  • It can cause increased sensitivity
  • It frequently does not contain fluoride
  • It can stain older teeth
  • The long-term effects aren’t well known

What Can I Use To Whiten Teeth?

Safe and effective options are available for whitening teeth, some of which are FDA-approved and endorsed by the American Dental Association.


Your options include:
  • Whitening toothpaste
  • Whitening strips
  • In-office whitening
  • Dentist-supervised, at-home whitening
Find products that have the ADA seal of acceptance or something similar, and make sure they also contain blue covarine and hydrogen peroxide.

Can You Whiten Teeth At Home?

These options may not be as effective as commercial whitening products, but they are natural. Speak with a dentist in order to find out if these options will benefit you and your teeth:



  • Hydrogen peroxide
  • Baking soda
  • Apple cider vinegar
Brush at least twice a day and drink fewer beverages that cause staining like coffee, black tea, and red wine in order to maintain a whiter smile.

Final Thoughts

While charcoal toothpaste is getting a lot of attention and press, studies show it’s no more effective than other varieties of toothpaste or at-home whitening products.

Frequently Asked Questions

Yes, we use our Zoom whitening product to whiten your teeth at the dental clinic. We also offer a take-home whitening kit to regular patients.

ADA-approved toothpaste has been scientifically proven to provide benefits based on it’s ingredients. We recommend looking for products approved by the American Dental Association.

No, currently the evidence is stacked against charcoal toothpaste.

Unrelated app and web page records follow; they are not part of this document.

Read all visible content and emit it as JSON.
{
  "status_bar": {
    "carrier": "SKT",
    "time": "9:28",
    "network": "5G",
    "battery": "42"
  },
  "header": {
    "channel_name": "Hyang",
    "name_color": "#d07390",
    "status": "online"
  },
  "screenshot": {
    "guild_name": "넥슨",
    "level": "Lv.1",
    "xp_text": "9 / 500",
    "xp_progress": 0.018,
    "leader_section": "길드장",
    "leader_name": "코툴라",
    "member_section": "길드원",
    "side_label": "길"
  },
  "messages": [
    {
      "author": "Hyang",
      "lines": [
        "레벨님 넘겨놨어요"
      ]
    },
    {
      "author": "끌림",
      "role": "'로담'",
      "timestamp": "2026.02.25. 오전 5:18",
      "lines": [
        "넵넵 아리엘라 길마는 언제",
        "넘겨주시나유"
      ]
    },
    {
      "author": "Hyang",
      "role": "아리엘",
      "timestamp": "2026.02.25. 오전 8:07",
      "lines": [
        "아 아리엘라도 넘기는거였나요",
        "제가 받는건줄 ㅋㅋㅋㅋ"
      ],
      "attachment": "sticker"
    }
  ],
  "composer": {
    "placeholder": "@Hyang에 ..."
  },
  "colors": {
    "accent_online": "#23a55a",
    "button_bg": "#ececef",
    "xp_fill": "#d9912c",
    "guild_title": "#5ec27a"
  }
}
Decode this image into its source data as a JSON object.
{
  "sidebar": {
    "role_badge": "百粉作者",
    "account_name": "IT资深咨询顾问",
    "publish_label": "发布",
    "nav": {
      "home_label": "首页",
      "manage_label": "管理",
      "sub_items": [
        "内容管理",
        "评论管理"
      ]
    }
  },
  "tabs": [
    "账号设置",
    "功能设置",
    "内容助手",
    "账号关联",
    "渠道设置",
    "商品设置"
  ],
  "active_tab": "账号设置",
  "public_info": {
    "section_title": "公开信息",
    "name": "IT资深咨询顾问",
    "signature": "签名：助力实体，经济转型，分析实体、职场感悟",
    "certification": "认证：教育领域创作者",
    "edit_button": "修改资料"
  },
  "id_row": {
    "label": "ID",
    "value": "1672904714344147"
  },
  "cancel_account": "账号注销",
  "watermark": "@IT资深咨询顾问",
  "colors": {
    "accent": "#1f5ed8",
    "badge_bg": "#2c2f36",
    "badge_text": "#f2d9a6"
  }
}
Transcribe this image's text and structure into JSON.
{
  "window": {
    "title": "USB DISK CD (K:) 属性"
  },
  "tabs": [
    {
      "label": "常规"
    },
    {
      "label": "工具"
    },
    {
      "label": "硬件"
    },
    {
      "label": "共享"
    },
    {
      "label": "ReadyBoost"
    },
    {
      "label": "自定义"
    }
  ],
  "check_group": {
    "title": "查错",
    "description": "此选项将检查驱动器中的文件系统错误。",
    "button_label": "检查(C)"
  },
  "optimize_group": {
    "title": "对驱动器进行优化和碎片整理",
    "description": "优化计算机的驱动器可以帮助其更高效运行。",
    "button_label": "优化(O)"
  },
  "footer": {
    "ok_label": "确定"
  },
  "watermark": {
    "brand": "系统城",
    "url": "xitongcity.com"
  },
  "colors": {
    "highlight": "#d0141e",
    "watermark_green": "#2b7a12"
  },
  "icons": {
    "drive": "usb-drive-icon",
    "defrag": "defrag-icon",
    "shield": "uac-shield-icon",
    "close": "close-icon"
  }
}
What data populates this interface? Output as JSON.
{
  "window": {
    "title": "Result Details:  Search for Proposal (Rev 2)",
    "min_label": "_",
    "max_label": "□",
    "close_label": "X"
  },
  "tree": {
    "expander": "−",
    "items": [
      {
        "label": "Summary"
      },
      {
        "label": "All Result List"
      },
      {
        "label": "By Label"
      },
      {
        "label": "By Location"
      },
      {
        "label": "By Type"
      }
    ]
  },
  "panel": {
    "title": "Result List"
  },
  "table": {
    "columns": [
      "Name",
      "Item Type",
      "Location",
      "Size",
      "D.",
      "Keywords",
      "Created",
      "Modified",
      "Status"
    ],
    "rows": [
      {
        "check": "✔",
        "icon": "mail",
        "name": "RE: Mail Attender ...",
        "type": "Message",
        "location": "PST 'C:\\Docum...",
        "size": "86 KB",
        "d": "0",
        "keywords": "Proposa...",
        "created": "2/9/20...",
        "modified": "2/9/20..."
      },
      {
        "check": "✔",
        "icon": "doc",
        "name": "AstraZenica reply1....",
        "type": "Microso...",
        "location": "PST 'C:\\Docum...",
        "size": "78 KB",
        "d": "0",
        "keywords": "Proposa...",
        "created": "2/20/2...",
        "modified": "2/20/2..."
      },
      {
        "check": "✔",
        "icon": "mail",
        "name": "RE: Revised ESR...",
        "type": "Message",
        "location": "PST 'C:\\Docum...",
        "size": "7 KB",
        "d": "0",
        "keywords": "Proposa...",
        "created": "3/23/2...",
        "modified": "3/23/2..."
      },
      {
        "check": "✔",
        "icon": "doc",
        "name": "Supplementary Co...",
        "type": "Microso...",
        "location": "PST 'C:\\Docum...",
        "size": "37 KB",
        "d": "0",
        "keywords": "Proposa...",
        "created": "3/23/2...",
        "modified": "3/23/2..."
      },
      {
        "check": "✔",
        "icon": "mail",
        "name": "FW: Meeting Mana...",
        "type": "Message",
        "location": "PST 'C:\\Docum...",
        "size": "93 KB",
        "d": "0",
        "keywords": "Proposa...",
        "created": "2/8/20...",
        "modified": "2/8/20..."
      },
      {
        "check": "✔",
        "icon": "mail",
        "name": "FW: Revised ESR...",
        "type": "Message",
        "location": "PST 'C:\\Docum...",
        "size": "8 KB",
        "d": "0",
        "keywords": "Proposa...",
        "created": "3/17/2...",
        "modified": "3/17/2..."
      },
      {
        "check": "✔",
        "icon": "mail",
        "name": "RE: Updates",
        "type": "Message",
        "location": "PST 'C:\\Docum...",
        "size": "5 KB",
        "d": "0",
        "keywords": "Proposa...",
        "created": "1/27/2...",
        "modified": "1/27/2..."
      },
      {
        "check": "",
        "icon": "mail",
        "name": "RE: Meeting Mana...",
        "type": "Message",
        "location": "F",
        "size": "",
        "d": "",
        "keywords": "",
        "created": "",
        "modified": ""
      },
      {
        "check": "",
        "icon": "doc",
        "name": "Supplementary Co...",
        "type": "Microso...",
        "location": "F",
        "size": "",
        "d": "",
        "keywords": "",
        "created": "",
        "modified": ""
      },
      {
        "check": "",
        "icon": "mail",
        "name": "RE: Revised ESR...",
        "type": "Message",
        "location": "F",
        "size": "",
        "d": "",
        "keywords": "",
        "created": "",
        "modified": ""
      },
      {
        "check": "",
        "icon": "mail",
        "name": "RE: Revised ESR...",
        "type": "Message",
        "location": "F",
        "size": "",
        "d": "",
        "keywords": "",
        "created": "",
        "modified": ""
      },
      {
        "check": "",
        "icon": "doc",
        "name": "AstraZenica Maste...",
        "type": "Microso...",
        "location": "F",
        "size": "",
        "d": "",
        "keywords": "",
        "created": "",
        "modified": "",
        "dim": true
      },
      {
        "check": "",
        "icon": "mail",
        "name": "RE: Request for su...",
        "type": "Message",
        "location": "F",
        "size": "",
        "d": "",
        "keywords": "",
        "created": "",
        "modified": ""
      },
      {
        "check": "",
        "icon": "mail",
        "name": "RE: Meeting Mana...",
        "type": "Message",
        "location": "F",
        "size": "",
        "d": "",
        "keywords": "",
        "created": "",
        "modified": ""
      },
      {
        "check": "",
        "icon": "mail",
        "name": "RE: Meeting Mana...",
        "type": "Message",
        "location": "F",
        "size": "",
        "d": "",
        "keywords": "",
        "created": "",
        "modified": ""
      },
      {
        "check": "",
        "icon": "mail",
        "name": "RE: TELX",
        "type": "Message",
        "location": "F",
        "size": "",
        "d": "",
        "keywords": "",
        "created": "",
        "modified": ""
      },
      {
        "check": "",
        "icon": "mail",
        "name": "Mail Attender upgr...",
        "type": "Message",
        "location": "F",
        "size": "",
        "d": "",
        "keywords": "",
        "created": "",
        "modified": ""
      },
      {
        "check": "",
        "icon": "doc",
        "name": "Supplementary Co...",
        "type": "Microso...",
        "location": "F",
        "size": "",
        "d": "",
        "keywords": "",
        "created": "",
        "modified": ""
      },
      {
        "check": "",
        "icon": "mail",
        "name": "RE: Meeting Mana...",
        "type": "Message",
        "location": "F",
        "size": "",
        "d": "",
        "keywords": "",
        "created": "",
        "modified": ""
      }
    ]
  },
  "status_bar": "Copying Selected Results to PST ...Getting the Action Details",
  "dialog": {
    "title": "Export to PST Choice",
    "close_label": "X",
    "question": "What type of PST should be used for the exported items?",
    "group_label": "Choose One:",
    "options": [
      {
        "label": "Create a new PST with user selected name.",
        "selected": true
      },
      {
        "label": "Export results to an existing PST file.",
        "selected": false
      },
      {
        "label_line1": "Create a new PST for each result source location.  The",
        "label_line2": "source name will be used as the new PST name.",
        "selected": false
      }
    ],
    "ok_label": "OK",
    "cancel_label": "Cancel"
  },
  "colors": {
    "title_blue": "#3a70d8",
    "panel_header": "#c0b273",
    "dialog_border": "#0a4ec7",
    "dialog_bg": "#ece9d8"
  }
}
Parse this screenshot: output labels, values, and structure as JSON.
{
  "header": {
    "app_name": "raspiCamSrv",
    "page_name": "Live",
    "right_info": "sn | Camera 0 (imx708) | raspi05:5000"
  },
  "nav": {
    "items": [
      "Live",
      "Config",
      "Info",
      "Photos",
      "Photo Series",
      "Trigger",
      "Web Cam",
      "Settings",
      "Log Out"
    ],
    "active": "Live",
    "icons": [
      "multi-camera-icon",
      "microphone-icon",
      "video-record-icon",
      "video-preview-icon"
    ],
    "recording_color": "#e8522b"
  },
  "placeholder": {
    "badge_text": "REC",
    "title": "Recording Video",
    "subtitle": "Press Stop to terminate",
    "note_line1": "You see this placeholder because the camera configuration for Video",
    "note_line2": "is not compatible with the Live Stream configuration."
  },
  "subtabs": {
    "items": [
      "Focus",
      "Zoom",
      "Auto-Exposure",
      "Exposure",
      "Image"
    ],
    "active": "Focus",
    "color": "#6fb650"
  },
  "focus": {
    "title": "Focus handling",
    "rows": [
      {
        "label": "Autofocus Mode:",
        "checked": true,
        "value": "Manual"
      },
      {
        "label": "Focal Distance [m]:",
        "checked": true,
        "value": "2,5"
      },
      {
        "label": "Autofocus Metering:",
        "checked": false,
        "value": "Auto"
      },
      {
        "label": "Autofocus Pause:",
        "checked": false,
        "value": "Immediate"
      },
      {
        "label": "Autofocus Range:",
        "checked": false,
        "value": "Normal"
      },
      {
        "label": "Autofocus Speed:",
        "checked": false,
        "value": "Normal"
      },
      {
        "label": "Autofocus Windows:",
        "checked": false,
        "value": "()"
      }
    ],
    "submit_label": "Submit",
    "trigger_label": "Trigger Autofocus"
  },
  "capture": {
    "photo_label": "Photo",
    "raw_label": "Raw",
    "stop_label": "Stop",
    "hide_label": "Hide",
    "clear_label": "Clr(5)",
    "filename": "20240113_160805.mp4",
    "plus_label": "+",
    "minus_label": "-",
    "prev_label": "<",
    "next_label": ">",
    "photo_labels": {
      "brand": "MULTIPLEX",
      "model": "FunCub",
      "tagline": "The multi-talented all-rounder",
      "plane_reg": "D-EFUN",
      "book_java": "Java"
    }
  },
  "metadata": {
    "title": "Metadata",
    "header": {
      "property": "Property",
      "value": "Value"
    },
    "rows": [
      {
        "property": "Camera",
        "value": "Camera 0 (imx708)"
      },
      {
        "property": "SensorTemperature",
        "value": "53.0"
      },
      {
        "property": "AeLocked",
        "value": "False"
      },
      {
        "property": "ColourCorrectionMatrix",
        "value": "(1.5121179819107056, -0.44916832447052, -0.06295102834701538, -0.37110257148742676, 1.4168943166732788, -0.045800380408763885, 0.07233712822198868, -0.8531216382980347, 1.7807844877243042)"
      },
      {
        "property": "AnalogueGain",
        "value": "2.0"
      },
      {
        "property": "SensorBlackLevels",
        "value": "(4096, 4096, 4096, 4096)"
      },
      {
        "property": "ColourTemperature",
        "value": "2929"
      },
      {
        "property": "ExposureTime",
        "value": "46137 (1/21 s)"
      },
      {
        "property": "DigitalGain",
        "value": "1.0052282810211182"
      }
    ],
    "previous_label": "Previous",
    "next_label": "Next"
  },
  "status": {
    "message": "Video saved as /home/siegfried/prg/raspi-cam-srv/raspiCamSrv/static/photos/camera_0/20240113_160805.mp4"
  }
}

There has not been enough positive correlation shown with the use of charcoal toothpastes.

Tell Your Friends

Book Your Appointment

Step 1 of 3